Date of Award


Document Type


Degree Name

Doctor of Philosophy (PhD)


Educational Leadership, Research and Counseling

First Advisor

Dianne L. Taylor

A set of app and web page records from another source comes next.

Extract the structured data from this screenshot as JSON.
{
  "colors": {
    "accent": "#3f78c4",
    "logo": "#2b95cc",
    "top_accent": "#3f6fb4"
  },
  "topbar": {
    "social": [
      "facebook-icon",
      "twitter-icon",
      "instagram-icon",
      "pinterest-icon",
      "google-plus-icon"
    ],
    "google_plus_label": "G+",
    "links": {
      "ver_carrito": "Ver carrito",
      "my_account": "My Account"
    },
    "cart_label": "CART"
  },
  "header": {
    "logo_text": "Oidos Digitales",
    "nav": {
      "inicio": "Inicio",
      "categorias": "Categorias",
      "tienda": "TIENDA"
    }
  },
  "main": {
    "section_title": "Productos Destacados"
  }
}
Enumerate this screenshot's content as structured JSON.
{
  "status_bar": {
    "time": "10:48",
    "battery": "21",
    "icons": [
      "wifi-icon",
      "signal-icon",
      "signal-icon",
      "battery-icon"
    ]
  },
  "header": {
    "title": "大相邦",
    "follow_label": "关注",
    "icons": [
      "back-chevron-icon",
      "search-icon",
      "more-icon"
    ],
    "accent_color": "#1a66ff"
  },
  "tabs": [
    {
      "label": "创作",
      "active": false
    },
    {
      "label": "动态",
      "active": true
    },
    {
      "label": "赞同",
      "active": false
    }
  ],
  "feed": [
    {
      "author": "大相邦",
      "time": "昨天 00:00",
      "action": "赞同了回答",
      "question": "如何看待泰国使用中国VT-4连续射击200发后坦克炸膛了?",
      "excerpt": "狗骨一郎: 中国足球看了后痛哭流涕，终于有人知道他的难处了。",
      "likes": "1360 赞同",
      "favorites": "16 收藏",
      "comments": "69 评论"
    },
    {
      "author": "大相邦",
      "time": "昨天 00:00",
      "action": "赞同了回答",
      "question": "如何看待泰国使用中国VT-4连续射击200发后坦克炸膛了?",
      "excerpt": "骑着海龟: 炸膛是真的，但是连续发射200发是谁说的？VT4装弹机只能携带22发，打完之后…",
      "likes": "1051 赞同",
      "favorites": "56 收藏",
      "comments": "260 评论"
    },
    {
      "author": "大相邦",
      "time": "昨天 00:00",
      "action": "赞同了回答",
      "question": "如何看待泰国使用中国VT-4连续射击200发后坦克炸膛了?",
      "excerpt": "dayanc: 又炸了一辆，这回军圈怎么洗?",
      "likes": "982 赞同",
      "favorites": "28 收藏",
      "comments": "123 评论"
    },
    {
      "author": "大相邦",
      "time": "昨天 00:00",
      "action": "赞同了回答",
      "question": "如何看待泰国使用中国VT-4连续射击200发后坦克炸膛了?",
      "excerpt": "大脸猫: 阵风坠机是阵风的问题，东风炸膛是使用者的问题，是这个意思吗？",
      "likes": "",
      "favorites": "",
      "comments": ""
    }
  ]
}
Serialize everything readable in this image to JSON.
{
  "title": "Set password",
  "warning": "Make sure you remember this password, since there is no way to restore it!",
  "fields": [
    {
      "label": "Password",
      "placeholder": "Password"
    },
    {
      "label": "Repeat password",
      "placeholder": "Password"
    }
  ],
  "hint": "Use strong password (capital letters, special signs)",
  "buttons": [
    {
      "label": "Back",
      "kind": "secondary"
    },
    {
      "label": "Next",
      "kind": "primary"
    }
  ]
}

The current study investigated teacher selection in elementary schools which differ by school type, community type, and socioeconomic status (SES). The qualities sought, procedures utilized, and problems encountered by principals during teacher selection were examined. Statistical analyses were used to determine whether school types differ significantly on variables regarding teacher selection. The present study involved collecting both qualitative and quantitative data, and was conducted in four phases. In Phase I, all elementary schools in the state were classified by community type, student body SES, and "effective" and "typical" status. Phase II consisted of 12 site visits to "effective" schools which differed by community and SES contexts. Principals and teacher interviews were conducted, and the "effectiveness" of the schools was verified via classroom observations. Phase III utilized interview data to develop and pilot a questionnaire that was distributed across the various "effective" school contexts. Finally, in Phase IV, the questionnaire was distributed to principals of "effective" and "typical" schools, and the data were analyzed to address research questions regarding teacher selection. The quantitative data analyses revealed that there are differences between the qualities that principals of effective and typical schools seek. Also, there are differences regarding problems encountered between principals of low- and middle-SES schools. The qualitative data revealed findings regarding qualities with respect to classroom management, creativity, flexibility, concern for children, and enthusiasm. A teachers' teaching background, ability to get along with others, and believing that children can learn as well as whether a teacher is a parent and a teacher's morals and values are discussed. With regard to procedures utilized, the qualitative data revealed findings with respect to checking references, observing a teacher, recruiting student teachers, and using a relaxed talk and hypothetical questions. Also, contacting references, especially past principals, investigating personnel files, and using a selection committee are highlighted. Regarding problems encountered, one mainly associated with middle-SES schools and five associated with low-SES schools were highlighted. Also, several problems associated with central office involvement are discussed.